The European Central Bank stands ready to cut interest rates and could re-start its bond purchase stimulus program if needed to help the economy, President Mario Draghi said Tuesday.
Investors read the comments as a clear step toward more stimulus in coming months, sending the euro lower against the dollar — and drawing an angry tweet from U.S. President Donald Trump, who suggested it was an effort to boost European exports with a weaker currency.
Draghi told an ECB conference in Sintra, Portugal, that “further cuts in policy rates… remain part of our tools.” He added that there was “considerable headroom” to re-start bond purchases, which inject newly created money into the financial system in the hope of boosting lending and economic activity.
Trump was quick to respond, writing on Twitter that the lower euro was “making it unfairly easier for them to compete against the USA. They have been getting away with this for years, along with China and others.”
The euro traded at $1.1189 at noon in Europe, down from $1.1241 before Draghi’s speech.
Rate cuts and monetary stimulus are aimed at loosening credit for businesses and consumers and at the same time can send a currency’s exchange rate lower. Since stimulus measures can do both, it can be a matter of debate about how much intent there was to lower the currency. A weaker euro can give European exporters a price advantage over U.S businesses.
Draghi said last year after a similar Trump tweet that “the exchange rate is not a policy target,” citing international agreements that countries should not deliberately weaken their currencies to gain trade advantage.
Trump has cited the currency issue in his criticism of Europe over what he describes as unfair trade practices.
Talk of re-starting stimulus comes only six months after the ECB phased out a 2.6 trillion euro ($2.9 trillion) bond-purchase program that pumped new money into the economy over almost four years in an attempt to drive inflation higher.
The ECB’s shift to a pro-stimulus stance mirrors that of the U.S. Federal Reserve, which has halted a series of interest rate hikes. Fed Chair Jay Powell has said that the Fed is prepared to respond if it decides the U.S.-China trade conflict is threatening the U.S. economy. Investors read his remarks as a signal that the Fed will likely cut interest rates this year.
Both the ECB and the Fed, which holds a policy meeting Tuesday and Wednesday, have cited similar reasons for their policy shift — the threat of a softening global economy if Trump and the Chinese don’t reach agreement on trade. Any rate cuts by the Fed could in theory add to pressure on the ECB if they result in a weaker dollar against the euro.

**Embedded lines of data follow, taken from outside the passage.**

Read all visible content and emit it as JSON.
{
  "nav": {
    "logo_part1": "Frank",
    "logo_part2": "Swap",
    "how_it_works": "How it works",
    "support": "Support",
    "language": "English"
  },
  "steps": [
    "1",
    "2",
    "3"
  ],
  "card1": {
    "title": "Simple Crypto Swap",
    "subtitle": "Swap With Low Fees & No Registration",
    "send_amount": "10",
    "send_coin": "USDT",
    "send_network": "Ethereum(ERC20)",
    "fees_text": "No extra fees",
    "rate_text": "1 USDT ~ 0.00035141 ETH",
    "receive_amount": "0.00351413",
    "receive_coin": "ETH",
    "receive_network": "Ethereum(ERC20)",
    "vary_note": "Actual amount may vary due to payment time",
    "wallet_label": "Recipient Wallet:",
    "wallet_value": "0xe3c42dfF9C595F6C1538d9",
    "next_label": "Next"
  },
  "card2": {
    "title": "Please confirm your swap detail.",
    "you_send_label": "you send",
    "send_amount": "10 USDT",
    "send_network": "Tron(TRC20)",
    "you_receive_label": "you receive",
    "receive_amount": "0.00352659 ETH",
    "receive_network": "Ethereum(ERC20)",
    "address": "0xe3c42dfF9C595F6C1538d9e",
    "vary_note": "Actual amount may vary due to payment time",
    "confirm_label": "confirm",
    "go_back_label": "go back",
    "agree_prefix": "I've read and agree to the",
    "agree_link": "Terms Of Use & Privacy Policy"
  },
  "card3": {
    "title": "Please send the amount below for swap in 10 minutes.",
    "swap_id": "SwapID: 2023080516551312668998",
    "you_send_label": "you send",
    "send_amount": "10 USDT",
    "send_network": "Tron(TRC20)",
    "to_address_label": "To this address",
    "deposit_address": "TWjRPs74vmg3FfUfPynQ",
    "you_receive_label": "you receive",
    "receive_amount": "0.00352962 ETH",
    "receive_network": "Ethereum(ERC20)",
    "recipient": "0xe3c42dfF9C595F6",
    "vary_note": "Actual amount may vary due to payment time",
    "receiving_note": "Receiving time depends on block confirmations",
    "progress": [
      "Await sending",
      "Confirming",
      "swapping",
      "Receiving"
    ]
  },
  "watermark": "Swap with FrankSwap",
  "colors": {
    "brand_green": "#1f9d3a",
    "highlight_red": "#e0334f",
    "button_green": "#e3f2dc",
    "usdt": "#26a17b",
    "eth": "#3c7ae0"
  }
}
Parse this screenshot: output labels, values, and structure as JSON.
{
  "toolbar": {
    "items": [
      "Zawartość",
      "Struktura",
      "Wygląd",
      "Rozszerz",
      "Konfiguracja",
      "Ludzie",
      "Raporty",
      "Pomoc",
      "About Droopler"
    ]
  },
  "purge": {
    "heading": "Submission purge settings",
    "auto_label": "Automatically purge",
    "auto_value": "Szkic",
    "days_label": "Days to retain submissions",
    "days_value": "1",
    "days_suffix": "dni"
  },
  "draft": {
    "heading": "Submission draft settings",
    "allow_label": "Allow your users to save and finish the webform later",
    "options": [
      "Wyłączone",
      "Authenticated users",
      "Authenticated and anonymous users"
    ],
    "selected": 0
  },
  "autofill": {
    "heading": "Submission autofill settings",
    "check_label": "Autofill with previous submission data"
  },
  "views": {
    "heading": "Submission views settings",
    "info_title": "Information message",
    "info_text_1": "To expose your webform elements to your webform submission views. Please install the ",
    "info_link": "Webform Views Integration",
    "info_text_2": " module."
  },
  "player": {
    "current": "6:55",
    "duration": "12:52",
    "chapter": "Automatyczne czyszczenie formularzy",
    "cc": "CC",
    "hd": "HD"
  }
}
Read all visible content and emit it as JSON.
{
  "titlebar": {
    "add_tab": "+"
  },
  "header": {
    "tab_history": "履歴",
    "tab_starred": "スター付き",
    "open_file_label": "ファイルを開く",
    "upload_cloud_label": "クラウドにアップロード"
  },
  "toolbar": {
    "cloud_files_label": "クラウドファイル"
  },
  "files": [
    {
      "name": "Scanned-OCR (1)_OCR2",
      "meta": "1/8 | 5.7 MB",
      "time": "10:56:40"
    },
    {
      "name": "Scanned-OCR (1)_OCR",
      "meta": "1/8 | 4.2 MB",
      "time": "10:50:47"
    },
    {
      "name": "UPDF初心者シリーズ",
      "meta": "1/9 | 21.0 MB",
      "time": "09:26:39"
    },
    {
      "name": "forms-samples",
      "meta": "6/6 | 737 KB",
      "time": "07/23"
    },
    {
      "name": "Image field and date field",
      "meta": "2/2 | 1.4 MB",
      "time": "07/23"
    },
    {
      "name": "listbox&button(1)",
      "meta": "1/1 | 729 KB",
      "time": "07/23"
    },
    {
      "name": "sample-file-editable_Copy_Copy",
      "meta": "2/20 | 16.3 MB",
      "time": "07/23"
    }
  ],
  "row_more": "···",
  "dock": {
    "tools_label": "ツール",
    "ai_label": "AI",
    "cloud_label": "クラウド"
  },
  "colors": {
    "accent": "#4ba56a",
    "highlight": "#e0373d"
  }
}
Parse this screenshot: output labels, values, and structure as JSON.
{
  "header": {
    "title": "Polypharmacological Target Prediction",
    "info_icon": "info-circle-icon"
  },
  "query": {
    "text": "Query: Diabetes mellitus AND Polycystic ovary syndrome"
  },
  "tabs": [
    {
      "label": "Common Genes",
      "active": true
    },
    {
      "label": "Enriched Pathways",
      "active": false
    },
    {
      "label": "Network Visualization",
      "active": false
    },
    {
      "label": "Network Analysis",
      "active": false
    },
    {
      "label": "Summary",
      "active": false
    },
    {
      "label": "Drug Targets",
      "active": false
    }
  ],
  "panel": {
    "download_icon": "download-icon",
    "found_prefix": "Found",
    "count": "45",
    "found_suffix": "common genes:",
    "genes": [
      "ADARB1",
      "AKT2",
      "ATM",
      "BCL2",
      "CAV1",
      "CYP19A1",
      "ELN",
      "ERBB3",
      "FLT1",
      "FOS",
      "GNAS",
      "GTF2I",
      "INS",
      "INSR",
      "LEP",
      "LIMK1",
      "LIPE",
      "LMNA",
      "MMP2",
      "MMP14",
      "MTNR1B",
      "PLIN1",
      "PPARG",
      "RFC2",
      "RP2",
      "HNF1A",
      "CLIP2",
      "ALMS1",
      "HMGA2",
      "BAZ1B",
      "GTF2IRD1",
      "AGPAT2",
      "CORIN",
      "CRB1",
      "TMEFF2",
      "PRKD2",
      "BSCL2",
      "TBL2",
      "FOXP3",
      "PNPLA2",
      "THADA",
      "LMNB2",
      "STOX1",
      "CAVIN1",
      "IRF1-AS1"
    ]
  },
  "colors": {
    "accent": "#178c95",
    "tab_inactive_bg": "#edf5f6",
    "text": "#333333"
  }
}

Eurozone inflation of 1.2 percent is below the European Central Bank’s goal of just under 2 percent, considered best for the economy, while growth prospects are under pressure from uncertainty about issues such as the U.S.-China trade dispute, which could lead to more tariffs and less trade. There is also no clarity on the terms of Britain’s planned departure from the European Union.
Draghi said that in the absence of stronger inflation “additional stimulus will be required” and that the bank would “use all the flexibility in our mandate” to push inflation toward the goal.
The remarks largely echoed statements at his news conference following the bank’s last policy meeting on June 6. On Tuesday he emphasized that bank officials “are not resigned to having a low rate of inflation forever, or even now.”
At the June 6 meeting the central bank extended the earliest date for an interest rate increase from year-end to the middle of next year.
The bank’s key policy rates are at record lows: zero for lending to banks and minus 0.4 percent on deposits left overnight at the ECB by commercial banks. The negative rate is a penalty aimed at pushing banks to lend the money.
The Frankfurt-based ECB sets monetary policy for the 19 European Union countries that have joined the shared euro currency. It tries to steer inflation by adjusting interest rate benchmarks and, if needed, by purchasing financial assets. Central bank actions have wide-ranging impact on consumer pocketbooks and the finances of banks, companies and governments. Lower rates and monetary stimulus measures mean cheaper borrowing, but scantier returns for savers. Stimulus can also push up the prices of assets such as stocks and bonds.